The Chandler Hutchison situation a little more than a year ago is not an example, though. Hutchison could have waited all the way into late June before informing Boise State coach Leon Rice of his return to the Broncos—if he had been invited to the combine. But he was not. That would have necessitated a diametrically-opposed Plan A and Plan B on the recruiting trail. College players and high school seniors can also have contact with certified agents as long as they’re identified as elite. Pandora’s Box?

Troy Merritt took it to the wire this morning before he decided whether he was healthy enough to tee it up today in the 100th PGA Championship. But Merritt is on the course at Bellerive in St. Louis (he parred the first hole). The former Boise State star was on the driving range yesterday, hitting balls with a compression sleeve on his left arm—five days after emergency surgery at St. Alphonsus to remove a blood clot. This marks his fifth career major and his first since the 2017 U.S. Open. This will be the last year the PGA Championship is played in August, as next season it moves to May as part of the PGA Tour’s new calendar.

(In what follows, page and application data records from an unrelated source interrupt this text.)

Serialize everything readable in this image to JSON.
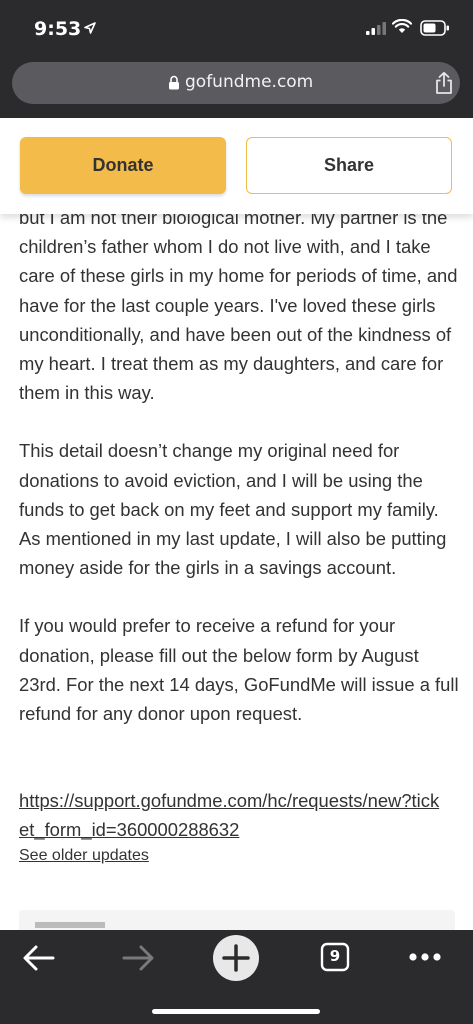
{
  "status_bar": {
    "time": "9:53"
  },
  "browser": {
    "url": "gofundme.com"
  },
  "actions": {
    "donate_label": "Donate",
    "share_label": "Share"
  },
  "update": {
    "paragraph1": "but I am not their biological mother. My partner is the children’s father whom I do not live with, and I take care of these girls in my home for periods of time, and have for the last couple years. I've loved these girls unconditionally, and have been out of the kindness of my heart. I treat them as my daughters, and care for them in this way.",
    "paragraph2": "This detail doesn’t change my original need for donations to avoid eviction, and I will be using the funds to get back on my feet and support my family. As mentioned in my last update, I will also be putting money aside for the girls in a savings account.",
    "paragraph3": "If you would prefer to receive a refund for your donation, please fill out the below form by August 23rd. For the next 14 days, GoFundMe will issue a full refund for any donor upon request.",
    "refund_link": "https://support.gofundme.com/hc/requests/new?ticket_form_id=360000288632",
    "older_updates_label": "See older updates"
  },
  "toolbar": {
    "tab_count": "9"
  },
  "colors": {
    "accent": "#f3bb4a",
    "chrome": "#2b2b2d",
    "text": "#333333"
  },
  "icons": [
    "location-arrow-icon",
    "signal-icon",
    "wifi-icon",
    "battery-icon",
    "lock-icon",
    "share-icon",
    "back-arrow-icon",
    "forward-arrow-icon",
    "plus-icon",
    "tabs-icon",
    "more-icon"
  ]
}
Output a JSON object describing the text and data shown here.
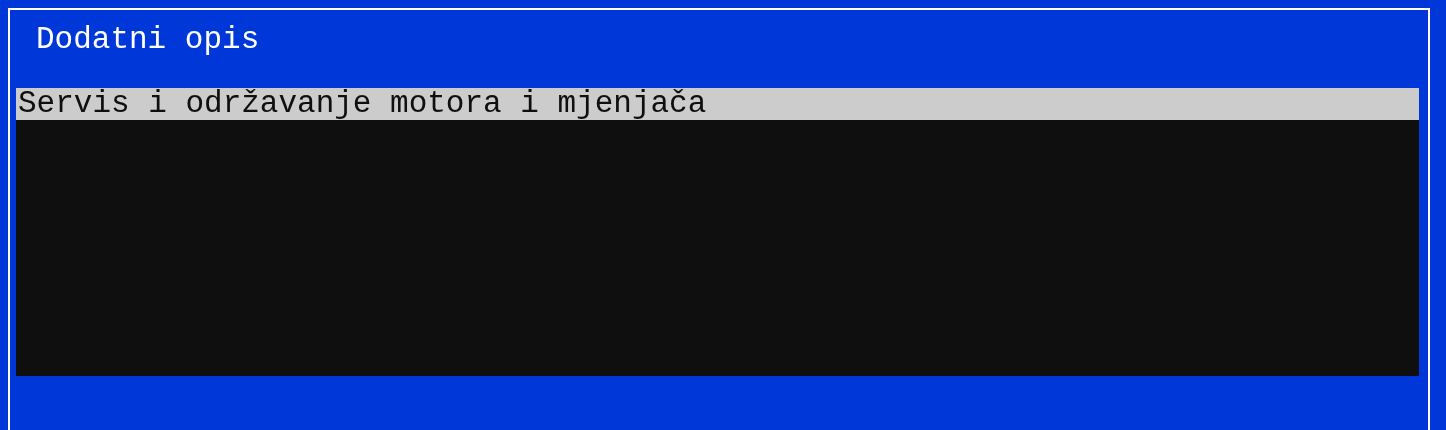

As the Boise Hawks return to Memorial Stadium tonight to open a five-game series against Spokane, we salute a rather underappreciated Hawks alumnus. Marwin Gonzales has had a pretty good week for the Houston Astros, much to the chagrin of Giants fans. On Monday night in San Francisco, the Astros were trailing 1-0 with two outs in the top of the ninth inning, and Gonzalez smashed a three-run homer for a stunning 3-1 win. Then Tuesday, Houston was down 1-0 again going into the eighth—right after Madison Bumgarner had left the game—when Gonzalez doubled and was driven in on a Tyler White homer in a 2-1 victory. Gonzalez is hitting just .236 for the season, but he’s belted four home runs in the past week.

This Day In Sports…August 9, 2005:

Felix Hernandez, Seattle’s prized 19-year-old prospect, picks up his first big league victory in his second start as the Mariners blank the Twin, 1-0. Hernandez pitched eight scoreless innings and allowed five hits—all singles—and did not walk a batter. He was the first teenager to win a start in the majors in 21 years. And Hernandez wasted no time doing it, as the game lasted only two hours and one minute, the shortest in Safeco Field history. Now in his 14th season, is King Felix in his twilight?

(Tom Scott hosts the Scott Slant segment during the football season on KTVB’s Sunday Sports Extra and anchors five sports segments each weekday on 93.1 FM KTIK. He also served as color commentator on KTVB’s telecasts of Boise State football for 14 seasons.)